Olympian reveals deadly diagnosis that rocked her world
OLYMPIC gold medallist Glynis Nunn has been inducted as a Queensland sporting legend just 10 months after being stricken by a life-threatening lung condition.
Rarely has there been a more worthy admission to the QSport Hall of Fame Legends than Nunn, whose victory in the heptathlon in the 1984 Los Angeles Olympics remains one of the most extraordinary of Australia's 153 Olympic gold medals.
As well as winning Australia's first Olympic track and field gold for 16 years following her gold medal at the Brisbane Commonwealth Games, Nunn placed fifth in the 100m hurdles and seventh in the long jump in LA.

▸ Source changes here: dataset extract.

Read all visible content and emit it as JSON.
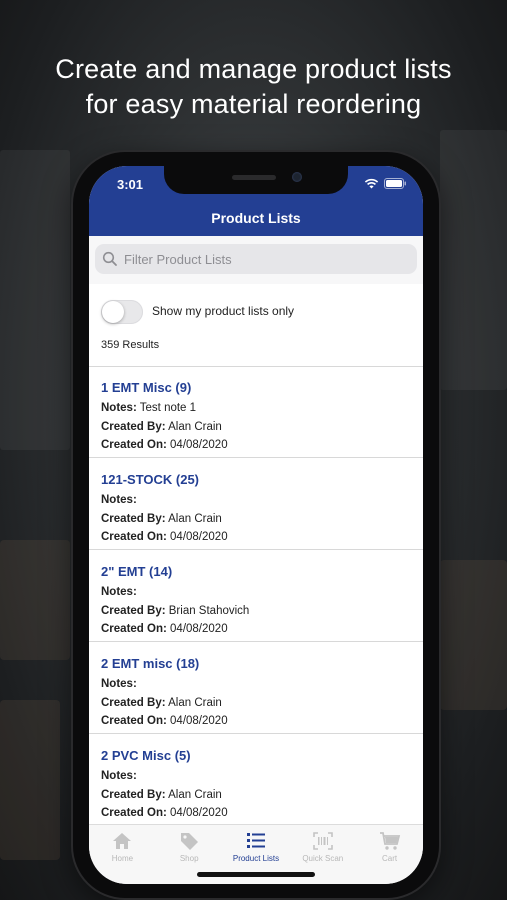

Nunn, now executive director of the Gold Coast Academy of Sport, admitted she shed a tear when told by QSport chief executive Peter Cummiskey she would be inducted as a legend of Queensland sport.
The hot-favourite she pipped for Olympic gold in LA, home nation superstar Jackie Joyner, won the heptathlon at the next two Olympics and was ranked by Sports Illustrated magazine as the greatest female athlete of the 20th century.
"I think I was the only person who did beat her in that event,'' said Nunn, Australia's sole multi-discipline gold medallist.
"Some years later she came out to Australia for an indoor meet held eight years later she looked at me and said; 'you are my worst nightmare'. She meant it in a nice way but she said she wanted to win consecutive gold medals (which she eventually did at the next two Olympics).''
Speaking at the QSport Hall of Fame awards in Brisbane on Tuesday night where she was accompanied by her parents, Nunn revealed she had been this year diagnosed with a potentially life-threatening Pulmonary Embolism with large clots in both lungs after feeling a shortness of breath while digging a ditch on her property in the Gold Coast hinterland.
"I went to a specialist in Brisbane who looked at my scans and said; 'I don't know how I am talking to you'," said Nunn, who joins fellow Olympian Cathy Freeman, who she once inspired, in the 20-persons Legends club.
"Because I was fit and my history of athletics and strong heart and lungs helped me.
"It was a shock to the system. I now tell people if you are not well make sure to get checked. I have some heart issues but hey, I'm still here and my daughter got married six weeks ago. I have and had a lot to live for. I was one of the lucky ones but I will be on blood thinners for life.''
Powered by Pavlova breakfasts and nicknamed Wally because she would occasionally trip over, her shock victory over Joyner was one for the ages.
It came down to the final moments of the seven event sport - the 800m - in which Nunn had to beat Joyner by around 2.5 seconds and just got there after a 20 minute wait for the decision.
She could not have triumphed in a more intimidating setting with American icon Carl Lewis ensuring the stands were packed and pumped as he won the 100m and Joyner's brother Al rushing to the edge of the track to support his sister between his commitments in the triple jump.
"It was a really great crowd … I felt as if I was running at the bottom of a tea cup as everything was echoing.
"At the end of the race I spoke to Jackie and she said 'what do you think?' and I told her I thought she had won.''
Toowoomba raised Nunn said at age 10 she set goals of being a physical education teacher and representing Australia and was thrilled to achieve both.
"There were 10 kids in my class - two girls and eight boys - so I was brought up as one of the guys and I loved competition.''
At the end of the American telecast of Nunn's victory the cameras panned to nearby Disneyland, where Nunn visited several days later, reinforcing the vibe that dreams actually do come true.
The function also inducted Barry Dancer (hockey), the late Roy Fowler (Paralympics), Robbie McEwan (cycling), Dick Marks (rugby), Pam O'Neill (racing) and Brooke Wilkins (softball) into the QSport Hall of Fame.
Originally published as Olympian reveals deadly diagnosis that rocked her world